Items from an interface collection

--- START ---

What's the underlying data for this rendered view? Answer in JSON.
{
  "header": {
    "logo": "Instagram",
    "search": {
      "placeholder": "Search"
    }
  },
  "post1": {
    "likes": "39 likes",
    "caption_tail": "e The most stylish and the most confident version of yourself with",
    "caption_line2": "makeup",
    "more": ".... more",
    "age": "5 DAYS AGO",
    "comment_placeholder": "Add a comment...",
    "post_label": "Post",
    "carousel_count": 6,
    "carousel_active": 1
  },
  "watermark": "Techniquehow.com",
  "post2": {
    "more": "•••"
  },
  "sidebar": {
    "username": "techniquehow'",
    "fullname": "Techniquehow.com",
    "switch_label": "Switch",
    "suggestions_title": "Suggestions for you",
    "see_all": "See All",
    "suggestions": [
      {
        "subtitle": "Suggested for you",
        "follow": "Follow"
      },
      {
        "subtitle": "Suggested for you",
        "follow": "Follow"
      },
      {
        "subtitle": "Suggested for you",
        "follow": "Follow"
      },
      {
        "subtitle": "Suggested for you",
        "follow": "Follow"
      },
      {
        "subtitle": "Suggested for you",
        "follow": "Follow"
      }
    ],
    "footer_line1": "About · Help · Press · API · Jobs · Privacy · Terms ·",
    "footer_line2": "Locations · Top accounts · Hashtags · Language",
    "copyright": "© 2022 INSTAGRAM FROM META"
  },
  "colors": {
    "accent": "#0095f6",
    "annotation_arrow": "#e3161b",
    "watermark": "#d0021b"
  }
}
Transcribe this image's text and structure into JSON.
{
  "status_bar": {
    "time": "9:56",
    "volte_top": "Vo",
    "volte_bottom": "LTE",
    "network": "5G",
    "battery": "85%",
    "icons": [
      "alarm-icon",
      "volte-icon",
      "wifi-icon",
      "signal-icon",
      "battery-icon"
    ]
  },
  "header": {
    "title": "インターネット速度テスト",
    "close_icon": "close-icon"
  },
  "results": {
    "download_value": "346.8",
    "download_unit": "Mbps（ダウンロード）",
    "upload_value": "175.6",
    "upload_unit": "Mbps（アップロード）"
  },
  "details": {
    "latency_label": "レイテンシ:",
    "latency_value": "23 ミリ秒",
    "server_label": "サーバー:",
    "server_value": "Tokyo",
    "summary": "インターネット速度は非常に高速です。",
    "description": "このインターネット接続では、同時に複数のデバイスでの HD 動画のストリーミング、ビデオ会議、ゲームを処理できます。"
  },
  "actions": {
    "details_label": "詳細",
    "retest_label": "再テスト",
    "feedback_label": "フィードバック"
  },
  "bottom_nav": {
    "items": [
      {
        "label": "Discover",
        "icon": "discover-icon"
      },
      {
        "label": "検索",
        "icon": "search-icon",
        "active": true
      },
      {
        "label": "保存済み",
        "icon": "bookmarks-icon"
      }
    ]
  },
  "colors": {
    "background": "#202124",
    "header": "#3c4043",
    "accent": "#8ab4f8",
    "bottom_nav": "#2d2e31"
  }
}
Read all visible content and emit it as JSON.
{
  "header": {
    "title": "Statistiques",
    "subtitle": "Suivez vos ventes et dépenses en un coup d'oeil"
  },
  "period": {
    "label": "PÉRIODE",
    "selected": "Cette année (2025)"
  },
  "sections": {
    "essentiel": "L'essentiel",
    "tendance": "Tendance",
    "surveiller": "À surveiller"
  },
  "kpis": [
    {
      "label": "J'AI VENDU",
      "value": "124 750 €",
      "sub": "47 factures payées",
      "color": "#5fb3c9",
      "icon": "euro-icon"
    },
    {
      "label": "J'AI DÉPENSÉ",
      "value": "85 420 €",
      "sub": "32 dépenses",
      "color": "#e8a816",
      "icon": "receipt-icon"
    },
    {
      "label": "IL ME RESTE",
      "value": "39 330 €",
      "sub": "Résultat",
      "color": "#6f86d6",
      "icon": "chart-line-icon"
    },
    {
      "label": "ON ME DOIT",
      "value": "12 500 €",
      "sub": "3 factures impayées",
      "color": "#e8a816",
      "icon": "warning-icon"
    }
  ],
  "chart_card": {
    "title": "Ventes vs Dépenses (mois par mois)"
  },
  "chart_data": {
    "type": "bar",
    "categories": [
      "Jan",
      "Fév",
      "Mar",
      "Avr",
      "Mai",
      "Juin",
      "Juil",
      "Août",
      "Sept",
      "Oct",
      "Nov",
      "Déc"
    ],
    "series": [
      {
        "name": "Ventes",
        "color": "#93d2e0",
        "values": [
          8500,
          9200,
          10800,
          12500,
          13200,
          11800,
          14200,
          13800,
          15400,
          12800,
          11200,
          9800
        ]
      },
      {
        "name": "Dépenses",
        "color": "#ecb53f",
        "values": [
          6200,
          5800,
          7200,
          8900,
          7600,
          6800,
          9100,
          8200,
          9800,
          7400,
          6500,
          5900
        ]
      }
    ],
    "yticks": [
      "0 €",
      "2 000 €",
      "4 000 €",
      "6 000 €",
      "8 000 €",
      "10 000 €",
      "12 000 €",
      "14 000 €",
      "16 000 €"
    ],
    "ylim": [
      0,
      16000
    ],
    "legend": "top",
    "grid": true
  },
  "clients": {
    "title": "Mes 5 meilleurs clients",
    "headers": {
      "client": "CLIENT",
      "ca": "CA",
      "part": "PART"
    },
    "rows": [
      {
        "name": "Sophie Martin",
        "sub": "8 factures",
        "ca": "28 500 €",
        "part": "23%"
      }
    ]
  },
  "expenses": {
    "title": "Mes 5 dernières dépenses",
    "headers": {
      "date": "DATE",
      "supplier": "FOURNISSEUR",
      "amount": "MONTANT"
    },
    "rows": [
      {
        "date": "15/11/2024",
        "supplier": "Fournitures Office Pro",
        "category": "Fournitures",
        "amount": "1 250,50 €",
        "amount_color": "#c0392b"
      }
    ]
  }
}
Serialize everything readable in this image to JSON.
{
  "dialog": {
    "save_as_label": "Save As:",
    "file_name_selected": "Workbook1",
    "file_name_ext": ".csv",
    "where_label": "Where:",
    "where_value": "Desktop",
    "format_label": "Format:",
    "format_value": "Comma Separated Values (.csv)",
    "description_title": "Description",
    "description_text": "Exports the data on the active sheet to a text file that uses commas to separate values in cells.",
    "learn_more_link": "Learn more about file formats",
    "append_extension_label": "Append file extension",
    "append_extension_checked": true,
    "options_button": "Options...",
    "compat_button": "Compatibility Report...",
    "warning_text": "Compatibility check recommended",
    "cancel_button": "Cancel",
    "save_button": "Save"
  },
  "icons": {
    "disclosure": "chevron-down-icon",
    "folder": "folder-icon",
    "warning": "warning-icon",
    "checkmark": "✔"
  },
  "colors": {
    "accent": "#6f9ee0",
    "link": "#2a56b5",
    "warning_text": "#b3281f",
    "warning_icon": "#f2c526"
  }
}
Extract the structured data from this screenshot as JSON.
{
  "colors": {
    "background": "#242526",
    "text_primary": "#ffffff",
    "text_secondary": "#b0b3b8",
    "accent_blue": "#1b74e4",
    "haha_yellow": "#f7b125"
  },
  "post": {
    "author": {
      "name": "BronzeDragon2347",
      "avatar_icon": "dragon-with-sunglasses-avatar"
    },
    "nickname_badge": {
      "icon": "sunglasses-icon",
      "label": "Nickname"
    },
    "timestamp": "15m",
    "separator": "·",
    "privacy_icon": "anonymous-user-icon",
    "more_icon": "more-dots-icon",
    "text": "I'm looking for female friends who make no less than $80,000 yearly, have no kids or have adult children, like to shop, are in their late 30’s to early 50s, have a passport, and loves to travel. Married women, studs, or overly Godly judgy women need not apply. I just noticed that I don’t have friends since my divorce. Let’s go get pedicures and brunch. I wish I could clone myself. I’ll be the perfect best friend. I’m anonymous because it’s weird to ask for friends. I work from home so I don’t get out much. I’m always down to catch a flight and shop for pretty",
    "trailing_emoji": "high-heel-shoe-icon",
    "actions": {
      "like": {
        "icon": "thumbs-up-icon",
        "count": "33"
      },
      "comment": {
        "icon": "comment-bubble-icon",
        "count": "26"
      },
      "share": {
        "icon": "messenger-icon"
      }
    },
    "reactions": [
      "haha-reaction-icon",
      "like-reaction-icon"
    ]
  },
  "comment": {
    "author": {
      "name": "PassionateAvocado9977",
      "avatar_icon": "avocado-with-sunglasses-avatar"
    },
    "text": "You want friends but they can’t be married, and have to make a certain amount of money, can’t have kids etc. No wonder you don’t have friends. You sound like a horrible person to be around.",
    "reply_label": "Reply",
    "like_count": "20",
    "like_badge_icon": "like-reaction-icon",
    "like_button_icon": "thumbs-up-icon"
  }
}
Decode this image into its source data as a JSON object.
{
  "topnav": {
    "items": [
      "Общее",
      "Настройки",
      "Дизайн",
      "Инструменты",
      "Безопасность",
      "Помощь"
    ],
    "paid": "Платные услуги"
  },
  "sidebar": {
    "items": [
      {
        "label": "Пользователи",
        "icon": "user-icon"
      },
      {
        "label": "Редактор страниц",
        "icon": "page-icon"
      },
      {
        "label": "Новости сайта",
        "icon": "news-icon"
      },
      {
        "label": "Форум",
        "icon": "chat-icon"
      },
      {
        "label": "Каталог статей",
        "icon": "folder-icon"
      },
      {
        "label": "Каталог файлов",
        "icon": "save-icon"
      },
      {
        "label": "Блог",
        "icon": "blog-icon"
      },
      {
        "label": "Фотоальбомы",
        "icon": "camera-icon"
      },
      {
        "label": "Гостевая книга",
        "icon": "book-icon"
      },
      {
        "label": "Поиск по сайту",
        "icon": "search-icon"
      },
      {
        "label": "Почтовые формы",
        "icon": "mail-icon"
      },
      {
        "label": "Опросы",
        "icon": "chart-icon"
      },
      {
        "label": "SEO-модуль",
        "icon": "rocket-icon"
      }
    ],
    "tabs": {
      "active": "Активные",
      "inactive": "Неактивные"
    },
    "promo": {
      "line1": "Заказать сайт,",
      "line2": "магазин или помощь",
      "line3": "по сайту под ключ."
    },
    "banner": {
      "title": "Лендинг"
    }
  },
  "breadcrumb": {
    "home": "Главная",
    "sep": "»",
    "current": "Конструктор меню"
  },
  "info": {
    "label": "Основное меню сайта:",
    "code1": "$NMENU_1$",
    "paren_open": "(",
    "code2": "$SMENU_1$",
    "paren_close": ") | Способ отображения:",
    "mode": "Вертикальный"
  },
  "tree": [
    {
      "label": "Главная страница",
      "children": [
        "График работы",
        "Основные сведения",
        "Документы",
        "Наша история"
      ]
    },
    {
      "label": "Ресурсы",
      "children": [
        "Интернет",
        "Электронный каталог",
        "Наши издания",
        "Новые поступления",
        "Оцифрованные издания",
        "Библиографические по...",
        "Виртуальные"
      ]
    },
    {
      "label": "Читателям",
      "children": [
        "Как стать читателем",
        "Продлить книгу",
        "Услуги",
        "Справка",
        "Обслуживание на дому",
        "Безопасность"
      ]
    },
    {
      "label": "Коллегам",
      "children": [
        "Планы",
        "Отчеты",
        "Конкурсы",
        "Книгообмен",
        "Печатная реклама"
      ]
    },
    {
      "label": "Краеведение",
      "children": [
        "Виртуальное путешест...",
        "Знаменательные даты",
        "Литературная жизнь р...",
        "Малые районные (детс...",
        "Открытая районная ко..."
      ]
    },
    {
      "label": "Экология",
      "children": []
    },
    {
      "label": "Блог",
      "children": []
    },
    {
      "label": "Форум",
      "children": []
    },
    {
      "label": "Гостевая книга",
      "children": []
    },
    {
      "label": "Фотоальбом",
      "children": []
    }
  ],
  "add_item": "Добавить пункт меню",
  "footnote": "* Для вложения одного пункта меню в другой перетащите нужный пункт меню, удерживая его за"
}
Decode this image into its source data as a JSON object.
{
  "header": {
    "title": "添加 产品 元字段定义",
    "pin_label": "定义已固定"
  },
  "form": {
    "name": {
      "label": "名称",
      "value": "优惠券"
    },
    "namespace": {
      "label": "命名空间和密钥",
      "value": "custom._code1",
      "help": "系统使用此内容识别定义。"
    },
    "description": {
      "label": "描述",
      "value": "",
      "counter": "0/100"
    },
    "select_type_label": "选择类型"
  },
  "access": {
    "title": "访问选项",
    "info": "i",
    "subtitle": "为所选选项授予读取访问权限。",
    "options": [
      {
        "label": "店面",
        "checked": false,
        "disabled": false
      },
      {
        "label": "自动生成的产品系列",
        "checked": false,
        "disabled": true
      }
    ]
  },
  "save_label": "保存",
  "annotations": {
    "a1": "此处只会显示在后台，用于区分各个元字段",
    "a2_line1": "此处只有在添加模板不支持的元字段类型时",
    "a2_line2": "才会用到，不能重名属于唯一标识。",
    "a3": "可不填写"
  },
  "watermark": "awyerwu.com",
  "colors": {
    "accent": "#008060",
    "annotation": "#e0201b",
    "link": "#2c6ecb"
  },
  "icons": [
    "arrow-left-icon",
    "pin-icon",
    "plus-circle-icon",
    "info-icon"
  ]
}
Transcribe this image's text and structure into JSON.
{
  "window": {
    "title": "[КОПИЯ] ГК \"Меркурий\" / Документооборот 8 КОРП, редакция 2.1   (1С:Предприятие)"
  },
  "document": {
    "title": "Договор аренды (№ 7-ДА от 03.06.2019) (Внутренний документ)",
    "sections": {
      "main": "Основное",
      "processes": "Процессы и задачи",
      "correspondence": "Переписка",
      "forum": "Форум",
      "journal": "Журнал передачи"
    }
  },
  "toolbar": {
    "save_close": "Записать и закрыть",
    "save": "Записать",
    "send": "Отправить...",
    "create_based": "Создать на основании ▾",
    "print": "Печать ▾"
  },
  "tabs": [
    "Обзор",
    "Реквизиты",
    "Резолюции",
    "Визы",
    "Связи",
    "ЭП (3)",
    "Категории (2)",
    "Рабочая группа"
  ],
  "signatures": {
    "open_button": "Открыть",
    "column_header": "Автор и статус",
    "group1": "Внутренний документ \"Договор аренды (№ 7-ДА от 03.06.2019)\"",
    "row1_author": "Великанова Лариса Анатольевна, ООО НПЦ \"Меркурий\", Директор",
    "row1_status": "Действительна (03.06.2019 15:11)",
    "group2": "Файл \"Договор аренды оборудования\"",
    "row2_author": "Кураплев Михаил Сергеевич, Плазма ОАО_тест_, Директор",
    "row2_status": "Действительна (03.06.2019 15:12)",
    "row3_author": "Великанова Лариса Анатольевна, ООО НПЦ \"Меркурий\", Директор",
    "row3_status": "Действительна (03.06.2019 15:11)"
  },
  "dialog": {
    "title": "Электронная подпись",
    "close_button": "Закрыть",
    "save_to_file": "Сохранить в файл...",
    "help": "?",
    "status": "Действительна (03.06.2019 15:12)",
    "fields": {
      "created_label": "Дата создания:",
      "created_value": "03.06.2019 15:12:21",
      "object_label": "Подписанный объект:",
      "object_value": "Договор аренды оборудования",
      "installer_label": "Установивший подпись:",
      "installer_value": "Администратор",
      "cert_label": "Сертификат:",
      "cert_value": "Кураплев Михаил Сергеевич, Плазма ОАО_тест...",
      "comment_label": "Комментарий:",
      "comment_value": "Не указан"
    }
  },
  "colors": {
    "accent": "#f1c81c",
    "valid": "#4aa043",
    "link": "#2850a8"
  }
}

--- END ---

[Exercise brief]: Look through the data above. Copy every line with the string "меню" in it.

[Worked solution]:
    "current": "Конструктор меню"
    "label": "Основное меню сайта:",
  "add_item": "Добавить пункт меню",
  "footnote": "* Для вложения одного пункта меню в другой перетащите нужный пункт меню, удерживая его за"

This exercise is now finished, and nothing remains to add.